[WORK ORDER] The whole listing, apart from its images, should be restated word for word.

[INPUT DATA]
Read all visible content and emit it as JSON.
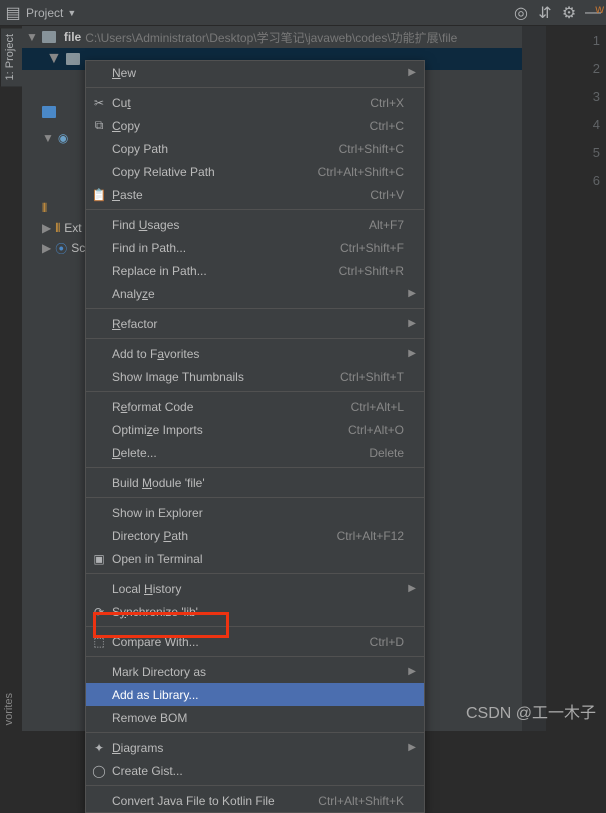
{
  "toolbar": {
    "project": "Project",
    "right_w": "w"
  },
  "sidebar": {
    "project_tab": "1: Project",
    "favorites": "vorites"
  },
  "path": {
    "folder": "file",
    "rest": "C:\\Users\\Administrator\\Desktop\\学习笔记\\javaweb\\codes\\功能扩展\\file"
  },
  "tree": {
    "ext": "Ext",
    "scr": "Scr"
  },
  "gutter": {
    "1": "1",
    "2": "2",
    "3": "3",
    "4": "4",
    "5": "5",
    "6": "6"
  },
  "menu": {
    "new": "New",
    "cut": "Cut",
    "cut_s": "Ctrl+X",
    "copy": "Copy",
    "copy_s": "Ctrl+C",
    "copypath": "Copy Path",
    "copypath_s": "Ctrl+Shift+C",
    "copyrel": "Copy Relative Path",
    "copyrel_s": "Ctrl+Alt+Shift+C",
    "paste": "Paste",
    "paste_s": "Ctrl+V",
    "findusages": "Find Usages",
    "findusages_s": "Alt+F7",
    "findinpath": "Find in Path...",
    "findinpath_s": "Ctrl+Shift+F",
    "replinpath": "Replace in Path...",
    "replinpath_s": "Ctrl+Shift+R",
    "analyze": "Analyze",
    "refactor": "Refactor",
    "addfav": "Add to Favorites",
    "showthumb": "Show Image Thumbnails",
    "showthumb_s": "Ctrl+Shift+T",
    "reformat": "Reformat Code",
    "reformat_s": "Ctrl+Alt+L",
    "optimize": "Optimize Imports",
    "optimize_s": "Ctrl+Alt+O",
    "delete": "Delete...",
    "delete_s": "Delete",
    "buildmod": "Build Module 'file'",
    "showexp": "Show in Explorer",
    "dirpath": "Directory Path",
    "dirpath_s": "Ctrl+Alt+F12",
    "openterm": "Open in Terminal",
    "localhist": "Local History",
    "sync": "Synchronize 'lib'",
    "compare": "Compare With...",
    "compare_s": "Ctrl+D",
    "markdir": "Mark Directory as",
    "addlib": "Add as Library...",
    "rembom": "Remove BOM",
    "diagrams": "Diagrams",
    "gist": "Create Gist...",
    "convkotlin": "Convert Java File to Kotlin File",
    "convkotlin_s": "Ctrl+Alt+Shift+K"
  },
  "watermark": "CSDN @工一木子"
}
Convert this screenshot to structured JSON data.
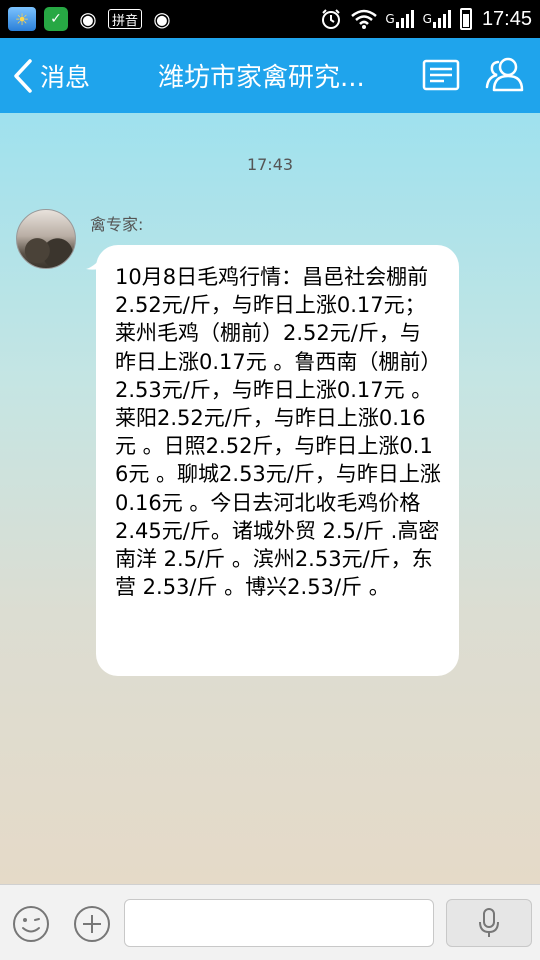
{
  "status_bar": {
    "ime_label": "拼音",
    "network_label_1": "G",
    "network_label_2": "G",
    "time": "17:45"
  },
  "header": {
    "back_label": "消息",
    "title": "潍坊市家禽研究...",
    "icons": [
      "profile-card-icon",
      "group-members-icon"
    ]
  },
  "chat": {
    "timestamp": "17:43",
    "messages": [
      {
        "sender": "禽专家:",
        "text": "10月8日毛鸡行情：昌邑社会棚前2.52元/斤，与昨日上涨0.17元；莱州毛鸡（棚前）2.52元/斤，与昨日上涨0.17元 。鲁西南（棚前）2.53元/斤，与昨日上涨0.17元 。莱阳2.52元/斤，与昨日上涨0.16元 。日照2.52斤，与昨日上涨0.16元 。聊城2.53元/斤，与昨日上涨0.16元 。今日去河北收毛鸡价格 2.45元/斤。诸城外贸 2.5/斤 .高密南洋 2.5/斤 。滨州2.53元/斤，东营 2.53/斤 。博兴2.53/斤 。"
      }
    ]
  },
  "input_bar": {
    "text_value": "",
    "icons": [
      "emoji-icon",
      "plus-icon",
      "microphone-icon"
    ]
  },
  "colors": {
    "header_bg": "#1fa4ec",
    "status_bg": "#000000",
    "bubble_bg": "#ffffff"
  }
}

[RESULT OF THIS TASK]
Read all visible content and emit it as JSON.
{
  "toolbar": {
    "project": "Project",
    "right_w": "w"
  },
  "sidebar": {
    "project_tab": "1: Project",
    "favorites": "vorites"
  },
  "path": {
    "folder": "file",
    "rest": "C:\\Users\\Administrator\\Desktop\\学习笔记\\javaweb\\codes\\功能扩展\\file"
  },
  "tree": {
    "ext": "Ext",
    "scr": "Scr"
  },
  "gutter": {
    "1": "1",
    "2": "2",
    "3": "3",
    "4": "4",
    "5": "5",
    "6": "6"
  },
  "menu": {
    "new": "New",
    "cut": "Cut",
    "cut_s": "Ctrl+X",
    "copy": "Copy",
    "copy_s": "Ctrl+C",
    "copypath": "Copy Path",
    "copypath_s": "Ctrl+Shift+C",
    "copyrel": "Copy Relative Path",
    "copyrel_s": "Ctrl+Alt+Shift+C",
    "paste": "Paste",
    "paste_s": "Ctrl+V",
    "findusages": "Find Usages",
    "findusages_s": "Alt+F7",
    "findinpath": "Find in Path...",
    "findinpath_s": "Ctrl+Shift+F",
    "replinpath": "Replace in Path...",
    "replinpath_s": "Ctrl+Shift+R",
    "analyze": "Analyze",
    "refactor": "Refactor",
    "addfav": "Add to Favorites",
    "showthumb": "Show Image Thumbnails",
    "showthumb_s": "Ctrl+Shift+T",
    "reformat": "Reformat Code",
    "reformat_s": "Ctrl+Alt+L",
    "optimize": "Optimize Imports",
    "optimize_s": "Ctrl+Alt+O",
    "delete": "Delete...",
    "delete_s": "Delete",
    "buildmod": "Build Module 'file'",
    "showexp": "Show in Explorer",
    "dirpath": "Directory Path",
    "dirpath_s": "Ctrl+Alt+F12",
    "openterm": "Open in Terminal",
    "localhist": "Local History",
    "sync": "Synchronize 'lib'",
    "compare": "Compare With...",
    "compare_s": "Ctrl+D",
    "markdir": "Mark Directory as",
    "addlib": "Add as Library...",
    "rembom": "Remove BOM",
    "diagrams": "Diagrams",
    "gist": "Create Gist...",
    "convkotlin": "Convert Java File to Kotlin File",
    "convkotlin_s": "Ctrl+Alt+Shift+K"
  },
  "watermark": "CSDN @工一木子"
}
Convert this screenshot to structured JSON data.
{
  "status_bar": {
    "ime_label": "拼音",
    "network_label_1": "G",
    "network_label_2": "G",
    "time": "17:45"
  },
  "header": {
    "back_label": "消息",
    "title": "潍坊市家禽研究...",
    "icons": [
      "profile-card-icon",
      "group-members-icon"
    ]
  },
  "chat": {
    "timestamp": "17:43",
    "messages": [
      {
        "sender": "禽专家:",
        "text": "10月8日毛鸡行情：昌邑社会棚前2.52元/斤，与昨日上涨0.17元；莱州毛鸡（棚前）2.52元/斤，与昨日上涨0.17元 。鲁西南（棚前）2.53元/斤，与昨日上涨0.17元 。莱阳2.52元/斤，与昨日上涨0.16元 。日照2.52斤，与昨日上涨0.16元 。聊城2.53元/斤，与昨日上涨0.16元 。今日去河北收毛鸡价格 2.45元/斤。诸城外贸 2.5/斤 .高密南洋 2.5/斤 。滨州2.53元/斤，东营 2.53/斤 。博兴2.53/斤 。"
      }
    ]
  },
  "input_bar": {
    "text_value": "",
    "icons": [
      "emoji-icon",
      "plus-icon",
      "microphone-icon"
    ]
  },
  "colors": {
    "header_bg": "#1fa4ec",
    "status_bg": "#000000",
    "bubble_bg": "#ffffff"
  }
}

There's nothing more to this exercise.